The issues harkened back to what head coach Tom Herman tried to emphasize for the entire offseason — developing and finishing. While players like Cosmi certainly developed in terms of strength and technique, the five offensive linemen who were playing early simply didn’t finish enough plays.

Beck wants to see more of his offensive linemen approach plays with the physicality and determination that Cosmi and Brewer did on that touchdown run. Even if there are assignment errors and someone blocks the wrong man, Beck trusts the running backs to make plays if linemen create displacement.

Use Keaontay Ingram more often

The freshman running back from Carthage showcased the juice that made him a favorite to eventually take over the starting role on Saturday, as Keaontay Ingram led the team with 6.2 yards per carry after toting the ball six times for 37 yards and a touchdown in his debut.

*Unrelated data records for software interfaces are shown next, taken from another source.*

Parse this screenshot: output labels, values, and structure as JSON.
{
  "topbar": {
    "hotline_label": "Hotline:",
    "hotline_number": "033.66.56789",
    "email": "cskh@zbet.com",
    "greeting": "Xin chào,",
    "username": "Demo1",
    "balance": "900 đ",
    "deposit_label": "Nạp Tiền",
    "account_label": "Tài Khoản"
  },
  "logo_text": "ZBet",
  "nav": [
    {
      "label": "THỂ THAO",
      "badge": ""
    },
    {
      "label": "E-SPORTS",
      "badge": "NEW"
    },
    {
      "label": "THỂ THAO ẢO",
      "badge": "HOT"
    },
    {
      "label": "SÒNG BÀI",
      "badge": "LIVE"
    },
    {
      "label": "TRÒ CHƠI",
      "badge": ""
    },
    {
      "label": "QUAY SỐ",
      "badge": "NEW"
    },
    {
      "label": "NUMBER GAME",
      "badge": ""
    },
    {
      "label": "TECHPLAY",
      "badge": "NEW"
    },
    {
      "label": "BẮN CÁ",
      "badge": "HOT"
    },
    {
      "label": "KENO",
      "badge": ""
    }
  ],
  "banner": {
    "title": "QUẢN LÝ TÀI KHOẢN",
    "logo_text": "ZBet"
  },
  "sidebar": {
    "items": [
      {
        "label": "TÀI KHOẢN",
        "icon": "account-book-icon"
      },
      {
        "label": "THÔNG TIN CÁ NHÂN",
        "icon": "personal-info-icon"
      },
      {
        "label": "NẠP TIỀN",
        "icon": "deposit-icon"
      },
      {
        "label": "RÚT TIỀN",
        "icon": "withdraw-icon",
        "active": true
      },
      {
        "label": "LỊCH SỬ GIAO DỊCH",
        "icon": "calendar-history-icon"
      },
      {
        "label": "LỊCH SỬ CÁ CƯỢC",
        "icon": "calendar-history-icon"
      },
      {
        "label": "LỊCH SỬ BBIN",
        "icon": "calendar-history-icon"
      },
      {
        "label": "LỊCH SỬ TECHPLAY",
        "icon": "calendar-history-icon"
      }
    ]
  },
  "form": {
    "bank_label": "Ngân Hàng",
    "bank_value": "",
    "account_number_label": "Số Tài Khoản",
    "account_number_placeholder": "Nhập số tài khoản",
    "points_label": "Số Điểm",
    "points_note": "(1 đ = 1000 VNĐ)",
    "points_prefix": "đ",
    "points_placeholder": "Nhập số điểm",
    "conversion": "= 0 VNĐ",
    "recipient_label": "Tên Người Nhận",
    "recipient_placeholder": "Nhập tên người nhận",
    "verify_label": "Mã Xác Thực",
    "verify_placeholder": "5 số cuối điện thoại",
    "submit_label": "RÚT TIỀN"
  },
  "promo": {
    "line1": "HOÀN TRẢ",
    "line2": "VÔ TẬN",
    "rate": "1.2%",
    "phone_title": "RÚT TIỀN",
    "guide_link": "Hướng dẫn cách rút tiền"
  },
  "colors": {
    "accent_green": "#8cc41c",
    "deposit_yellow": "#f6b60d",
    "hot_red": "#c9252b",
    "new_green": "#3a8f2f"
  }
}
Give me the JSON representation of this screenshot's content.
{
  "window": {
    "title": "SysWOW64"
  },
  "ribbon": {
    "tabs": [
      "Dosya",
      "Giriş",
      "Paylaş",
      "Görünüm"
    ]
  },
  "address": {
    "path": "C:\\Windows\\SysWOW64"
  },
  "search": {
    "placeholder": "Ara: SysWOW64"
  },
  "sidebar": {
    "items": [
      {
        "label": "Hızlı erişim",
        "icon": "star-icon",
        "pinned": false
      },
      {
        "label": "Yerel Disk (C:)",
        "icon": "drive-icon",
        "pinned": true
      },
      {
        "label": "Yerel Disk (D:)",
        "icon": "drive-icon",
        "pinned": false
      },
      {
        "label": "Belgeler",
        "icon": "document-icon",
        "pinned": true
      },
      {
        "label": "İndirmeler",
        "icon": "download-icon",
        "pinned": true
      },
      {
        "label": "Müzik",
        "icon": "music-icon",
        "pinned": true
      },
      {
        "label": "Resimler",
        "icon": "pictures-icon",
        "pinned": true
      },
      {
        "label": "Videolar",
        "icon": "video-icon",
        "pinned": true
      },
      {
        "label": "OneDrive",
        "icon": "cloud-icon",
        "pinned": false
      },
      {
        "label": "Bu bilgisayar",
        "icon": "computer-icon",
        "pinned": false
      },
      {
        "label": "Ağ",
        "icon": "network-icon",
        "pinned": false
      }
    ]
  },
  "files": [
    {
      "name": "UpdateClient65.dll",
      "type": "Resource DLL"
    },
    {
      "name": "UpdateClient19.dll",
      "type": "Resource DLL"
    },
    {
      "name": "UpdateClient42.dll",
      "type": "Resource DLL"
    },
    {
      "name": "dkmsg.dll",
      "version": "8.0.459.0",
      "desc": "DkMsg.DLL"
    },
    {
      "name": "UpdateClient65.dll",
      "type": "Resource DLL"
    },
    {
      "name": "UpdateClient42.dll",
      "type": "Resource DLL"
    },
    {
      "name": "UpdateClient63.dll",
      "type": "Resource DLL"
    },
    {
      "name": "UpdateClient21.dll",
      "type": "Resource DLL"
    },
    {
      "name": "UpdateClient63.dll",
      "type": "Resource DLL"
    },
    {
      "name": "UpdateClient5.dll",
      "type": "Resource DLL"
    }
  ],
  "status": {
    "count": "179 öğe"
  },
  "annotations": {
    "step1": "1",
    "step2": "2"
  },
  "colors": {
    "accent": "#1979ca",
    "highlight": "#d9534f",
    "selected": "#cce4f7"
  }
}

Ingram left some yards on the field on his first two runs, but quickly found his footing with an 18-yard run in the second quarter that set up his five-yard touchdown.

Expect him to see more playing time moving forward after the coaching staff opted to keep him on the bench in the second half.

“I think you’ll continue to see his role progress and increase,” Herman said of Ingram. “There’s no doubt in my mind. I think in a close game, on the road, after an hour-long rain delay, I made the call.

“I said, you know, we need to — we need to be — we need the experience here in the fourth quarter of a tight ballgame on the road against Power Five opponent,” Herman added. “And so that was why you didn’t see him in the fourth quarter, because coming out of that rain delay, we had 14 minutes to go win the game. We wanted to make sure that the guy with the most experience in our backfield was out there the most.”

So don’t be surprised if Ingram sees a major uptick in his reps this week.

Better work in the short passing game by Sam Ehlinger

Beyond the two late interceptions that stymied a comeback attempt in the fourth quarter, the most disappointing part of sophomore quarterback Sam Ehlinger’s game was his work in the short passing game against Maryland. More specifically, he once again struggled with his footwork and accuracy on run-pass options.

Ehlinger struggled in that area so much last season that the coaches didn’t call many of those plays when Ehlinger was in the game, choosing to instead emphasize that element of the playbook when Shane Buechele was the quarterback.

So improving on run-pass options was a major goal for Ehlinger this offseason, but it didn’t happen against the Terrapins.

Beck indicated this week that Ehlinger was a little bit too cautious in that area of the game, opting to make the safe play and hand the ball off instead of throwing the ball out to the perimeter for bigger potential gains.

One reason for his hesitancy was probably the fact that his accuracy suffered in those situations throughout the game and he lost confidence in making those throws. Regardless of why Ehlinger had those issues, he has to be better on run-pass options or the Texas offense will suffer significantly this season as a result — make the right read and get the ball to the receiver with accuracy.

Block better on the perimeter

Another extremely disappointing element of the Maryland game was the poor blocking on the perimeter by Texas players, especially at the wide receiver position.

Junior Collin Johnson was the main culprit, as there were multiple times during the game when wide receiver screens were blown up by the Terrapins defense because Johnson wasn’t able to make good initial contact and then stay on his blocks.

The struggles are particularly frustrating not just because Johnson has the height and strength as a third-year player to make those blocks effectively, it’s frustrating because he spent most of his sophomore season blocking for his older brother Kirk at Trinity Christian in San Jose. The younger Johnson did so willingly and effectively.

So what’s the problem now?

The Longhorns need Johnson on the field because of his ability in one-on-one match ups and don’t really have any reliable options at the X position other than junior Lil’Jordan Humphrey, who often does his best work out of the slot.

But if the coaches — and Ehlinger himself — can’t trust Johnson to make those blocks, it’s a big blow to the offense and a sign that he still isn’t where he needs to be as a player.